Richburg, meanwhile, comes off a disappointing 2017 campaign with the New York Giants — a year in which he missed all but four games with a concussion.
New York’s second-round pick of the 2014 NFL Draft became an immediate starter his rookie season, though, and San Francisco clearly liked his upside.
Had they not, the 49ers wouldn’t have signed him to a five-year, $47.5 million contract this offseason.
Needless to say, Richburg has some expectations to live up to. Here’s how he’ll do just that, along with reasons why he might not.
Why Weston Richburg Improves in 2018
Richburg will turn 27 years old this summer before the season begins, so it’s safe to say he’s hitting the prime of his NFL career.

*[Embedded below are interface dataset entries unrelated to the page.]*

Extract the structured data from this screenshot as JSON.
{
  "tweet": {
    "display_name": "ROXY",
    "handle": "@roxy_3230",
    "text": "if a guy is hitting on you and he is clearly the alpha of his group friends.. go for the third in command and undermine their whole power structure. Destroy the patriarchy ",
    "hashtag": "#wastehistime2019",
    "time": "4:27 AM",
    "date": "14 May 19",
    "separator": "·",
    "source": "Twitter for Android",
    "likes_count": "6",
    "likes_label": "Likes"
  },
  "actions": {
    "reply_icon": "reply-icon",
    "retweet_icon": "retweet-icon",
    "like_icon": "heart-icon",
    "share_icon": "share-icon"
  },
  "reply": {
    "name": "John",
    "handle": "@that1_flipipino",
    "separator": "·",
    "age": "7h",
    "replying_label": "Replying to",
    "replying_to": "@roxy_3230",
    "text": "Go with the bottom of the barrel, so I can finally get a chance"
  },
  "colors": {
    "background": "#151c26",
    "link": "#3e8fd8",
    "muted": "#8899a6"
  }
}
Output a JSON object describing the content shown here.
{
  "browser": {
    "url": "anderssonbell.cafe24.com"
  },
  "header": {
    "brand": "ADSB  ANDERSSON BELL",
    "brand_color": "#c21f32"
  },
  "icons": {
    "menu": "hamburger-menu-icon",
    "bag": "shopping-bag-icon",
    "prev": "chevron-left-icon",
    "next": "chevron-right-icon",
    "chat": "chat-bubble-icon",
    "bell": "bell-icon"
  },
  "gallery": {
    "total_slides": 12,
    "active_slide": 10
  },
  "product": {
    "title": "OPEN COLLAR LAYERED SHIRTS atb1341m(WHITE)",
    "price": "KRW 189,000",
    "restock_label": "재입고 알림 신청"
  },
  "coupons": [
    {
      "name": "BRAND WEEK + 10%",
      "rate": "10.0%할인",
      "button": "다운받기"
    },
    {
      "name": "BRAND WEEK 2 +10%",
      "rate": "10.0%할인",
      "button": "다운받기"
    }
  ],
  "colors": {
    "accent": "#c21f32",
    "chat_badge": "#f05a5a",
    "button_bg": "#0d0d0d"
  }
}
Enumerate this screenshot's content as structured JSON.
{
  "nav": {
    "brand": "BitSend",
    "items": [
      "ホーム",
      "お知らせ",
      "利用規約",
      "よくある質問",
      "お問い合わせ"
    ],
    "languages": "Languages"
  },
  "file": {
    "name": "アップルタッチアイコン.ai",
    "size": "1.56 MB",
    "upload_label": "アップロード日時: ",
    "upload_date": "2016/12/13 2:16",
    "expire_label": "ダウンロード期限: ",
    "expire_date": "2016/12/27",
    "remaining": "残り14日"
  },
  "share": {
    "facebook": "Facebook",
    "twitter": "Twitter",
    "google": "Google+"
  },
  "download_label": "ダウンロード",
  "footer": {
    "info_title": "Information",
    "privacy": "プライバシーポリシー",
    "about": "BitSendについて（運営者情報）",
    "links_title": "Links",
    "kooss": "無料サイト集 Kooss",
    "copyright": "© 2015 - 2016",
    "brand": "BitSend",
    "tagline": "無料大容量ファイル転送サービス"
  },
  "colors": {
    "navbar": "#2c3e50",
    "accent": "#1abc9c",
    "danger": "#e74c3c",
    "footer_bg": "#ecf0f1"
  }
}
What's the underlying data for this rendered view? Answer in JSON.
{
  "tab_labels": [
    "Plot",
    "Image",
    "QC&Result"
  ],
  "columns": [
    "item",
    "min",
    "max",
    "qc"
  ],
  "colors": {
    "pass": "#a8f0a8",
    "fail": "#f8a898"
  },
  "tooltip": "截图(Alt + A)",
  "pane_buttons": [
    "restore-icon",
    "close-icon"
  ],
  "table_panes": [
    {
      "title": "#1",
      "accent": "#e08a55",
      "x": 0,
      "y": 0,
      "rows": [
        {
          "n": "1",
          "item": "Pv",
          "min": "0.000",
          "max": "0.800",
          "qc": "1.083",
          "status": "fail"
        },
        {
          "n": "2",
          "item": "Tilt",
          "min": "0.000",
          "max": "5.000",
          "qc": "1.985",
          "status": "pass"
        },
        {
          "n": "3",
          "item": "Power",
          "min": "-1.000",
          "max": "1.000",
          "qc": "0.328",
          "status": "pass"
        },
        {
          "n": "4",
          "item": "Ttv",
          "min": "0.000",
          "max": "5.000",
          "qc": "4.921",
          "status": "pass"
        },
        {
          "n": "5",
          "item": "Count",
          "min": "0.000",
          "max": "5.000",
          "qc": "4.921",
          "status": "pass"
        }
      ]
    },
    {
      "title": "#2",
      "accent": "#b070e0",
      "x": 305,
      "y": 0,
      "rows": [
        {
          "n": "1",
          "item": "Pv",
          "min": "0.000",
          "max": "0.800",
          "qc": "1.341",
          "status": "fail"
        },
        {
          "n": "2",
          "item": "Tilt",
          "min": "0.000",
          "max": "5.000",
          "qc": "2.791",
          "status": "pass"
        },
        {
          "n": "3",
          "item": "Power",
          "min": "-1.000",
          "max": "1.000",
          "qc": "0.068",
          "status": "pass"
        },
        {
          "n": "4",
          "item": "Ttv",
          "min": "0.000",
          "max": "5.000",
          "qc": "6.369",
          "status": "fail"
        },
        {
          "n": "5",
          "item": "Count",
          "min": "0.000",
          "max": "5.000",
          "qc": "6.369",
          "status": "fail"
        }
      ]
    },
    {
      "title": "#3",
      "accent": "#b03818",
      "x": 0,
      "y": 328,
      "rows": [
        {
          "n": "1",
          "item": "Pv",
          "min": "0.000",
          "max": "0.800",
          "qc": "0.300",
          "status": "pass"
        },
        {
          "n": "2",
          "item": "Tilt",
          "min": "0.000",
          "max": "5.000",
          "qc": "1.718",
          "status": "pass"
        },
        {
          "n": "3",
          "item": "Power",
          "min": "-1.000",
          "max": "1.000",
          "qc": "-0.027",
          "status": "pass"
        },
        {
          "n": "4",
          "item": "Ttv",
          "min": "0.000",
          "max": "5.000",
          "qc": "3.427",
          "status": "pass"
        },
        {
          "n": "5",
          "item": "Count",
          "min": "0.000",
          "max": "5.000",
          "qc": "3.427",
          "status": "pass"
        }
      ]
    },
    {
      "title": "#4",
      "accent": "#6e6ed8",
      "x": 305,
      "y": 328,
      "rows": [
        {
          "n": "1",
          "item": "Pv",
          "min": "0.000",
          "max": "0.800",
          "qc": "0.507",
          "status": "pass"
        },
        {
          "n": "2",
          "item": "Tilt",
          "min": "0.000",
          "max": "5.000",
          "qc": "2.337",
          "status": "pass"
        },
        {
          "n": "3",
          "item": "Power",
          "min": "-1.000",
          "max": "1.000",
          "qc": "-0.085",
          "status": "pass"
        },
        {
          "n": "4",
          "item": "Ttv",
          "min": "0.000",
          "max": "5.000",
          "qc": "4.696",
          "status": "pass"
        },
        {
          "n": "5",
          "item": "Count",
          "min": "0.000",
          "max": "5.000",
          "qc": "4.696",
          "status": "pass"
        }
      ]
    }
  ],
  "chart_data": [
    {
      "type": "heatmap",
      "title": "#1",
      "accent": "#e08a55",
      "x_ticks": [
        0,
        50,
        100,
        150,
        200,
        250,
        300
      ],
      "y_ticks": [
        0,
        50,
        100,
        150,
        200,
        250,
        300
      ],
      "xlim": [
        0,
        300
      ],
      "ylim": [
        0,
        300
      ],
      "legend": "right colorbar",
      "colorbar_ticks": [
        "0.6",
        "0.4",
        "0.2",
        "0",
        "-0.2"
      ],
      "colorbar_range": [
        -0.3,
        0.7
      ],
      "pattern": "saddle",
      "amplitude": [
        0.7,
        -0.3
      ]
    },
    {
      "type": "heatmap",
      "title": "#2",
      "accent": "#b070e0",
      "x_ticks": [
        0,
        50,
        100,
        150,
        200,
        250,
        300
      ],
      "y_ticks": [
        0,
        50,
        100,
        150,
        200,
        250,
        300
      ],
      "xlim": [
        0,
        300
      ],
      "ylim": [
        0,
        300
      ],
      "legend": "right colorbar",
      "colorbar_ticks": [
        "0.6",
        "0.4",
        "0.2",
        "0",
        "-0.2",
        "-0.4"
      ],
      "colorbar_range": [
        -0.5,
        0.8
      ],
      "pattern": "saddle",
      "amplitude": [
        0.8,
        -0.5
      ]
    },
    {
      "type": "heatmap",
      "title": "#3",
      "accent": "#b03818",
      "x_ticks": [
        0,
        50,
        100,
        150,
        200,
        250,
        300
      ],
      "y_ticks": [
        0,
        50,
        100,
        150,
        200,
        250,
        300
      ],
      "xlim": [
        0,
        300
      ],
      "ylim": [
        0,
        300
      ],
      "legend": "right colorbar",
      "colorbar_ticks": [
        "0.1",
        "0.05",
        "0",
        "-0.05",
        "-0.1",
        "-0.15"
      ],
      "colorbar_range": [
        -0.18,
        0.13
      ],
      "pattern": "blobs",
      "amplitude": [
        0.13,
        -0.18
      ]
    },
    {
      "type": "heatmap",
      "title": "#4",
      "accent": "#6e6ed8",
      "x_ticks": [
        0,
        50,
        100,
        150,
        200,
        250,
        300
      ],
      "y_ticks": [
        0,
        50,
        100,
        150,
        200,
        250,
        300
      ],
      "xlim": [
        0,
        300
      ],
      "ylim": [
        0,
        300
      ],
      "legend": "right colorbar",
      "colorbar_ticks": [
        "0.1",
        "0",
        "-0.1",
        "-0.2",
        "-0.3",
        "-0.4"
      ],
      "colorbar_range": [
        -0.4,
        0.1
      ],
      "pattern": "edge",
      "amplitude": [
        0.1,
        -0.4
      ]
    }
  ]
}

Missing 12 games last season makes his 2017 campaign a bit difficult to judge. But the year before, Richburg registered a plus-1.3 overall grade, per Pro Football Focus. And while his run-blocking mark came in negatively (minus-9.3), it’s important to note Richburg’s best-graded season, 2015, graded out positively in both run blocking and pass protection.
All for an overall mark of plus-22.6 — fourth best out of qualifying centers that year.
Beyond the analytics, it’s pretty easy to see what drew Shanahan to Richburg. Shanahan’s outside-zone scheme requires linemen, particularly centers, to be mobile.
The play below, courtesy of Better Rivals’ Oscar Aparicio, indicate how:
If Richburg emulates his 2015 efforts, paired with an upgraded run-blocking O-line, San Francisco’s offense should improve overall.
Why He Regresses
Richburg can be a bit of a hit-or-miss player in run support, as the PFF data shows. Fortunately, this isn’t too big a concern, as interior runs aren’t exactly a major component to Shanahan’s offense.
But what’s going to concern the 49ers more is Richburg’s injury history. While one concussion doesn’t exactly set a trend, there’s always the possibility his extended time on injured reserve last year leads to some kind of regression or reoccurring injury this year.
That’s a stretch, sure. Yet it’s something to ponder.
Richburg’s flankers (left and right guards) have also yet to be established. Fellow lineman Laken Tomlinson, who just received a three-year extension of his own, is a favorite to start at left guard now. Right guard appears to be up for grabs between Joshua Garnett and Jonathan Cooper.
San Francisco 49ers
Any kind of weak play from the guard spots could put added pressure on Richburg this season, particularly against some of the better interior rushers the 49ers will face in their own NFC West division this season.
Expected Role with the 49ers in 2018
Barring injury, Richburg starts this season. No questioning that.
The only thing to determine is exactly what kind of impact he’ll have in 2018. Since his 2015 PFF marks were so high, the Niners are hoping that’s the kind of play they’ll receive over the course of this year.
It’s important to note the Giants had the 11th best run-blocking O-line back in 2015, per Football Outsiders, as well as the sixth best pass-protecting unit. But when Mike Solari took over as New York’s O-line coach in 2016, mixing a combination of zone and power schemes, the entire unit took a bit of a hit.
Perhaps the return to a more traditional outside-zone concept does Richburg a lot of good, and he returns to the kind of play flashed back in 2015.
If so, San Francisco’s offensive line will be notably better because of it.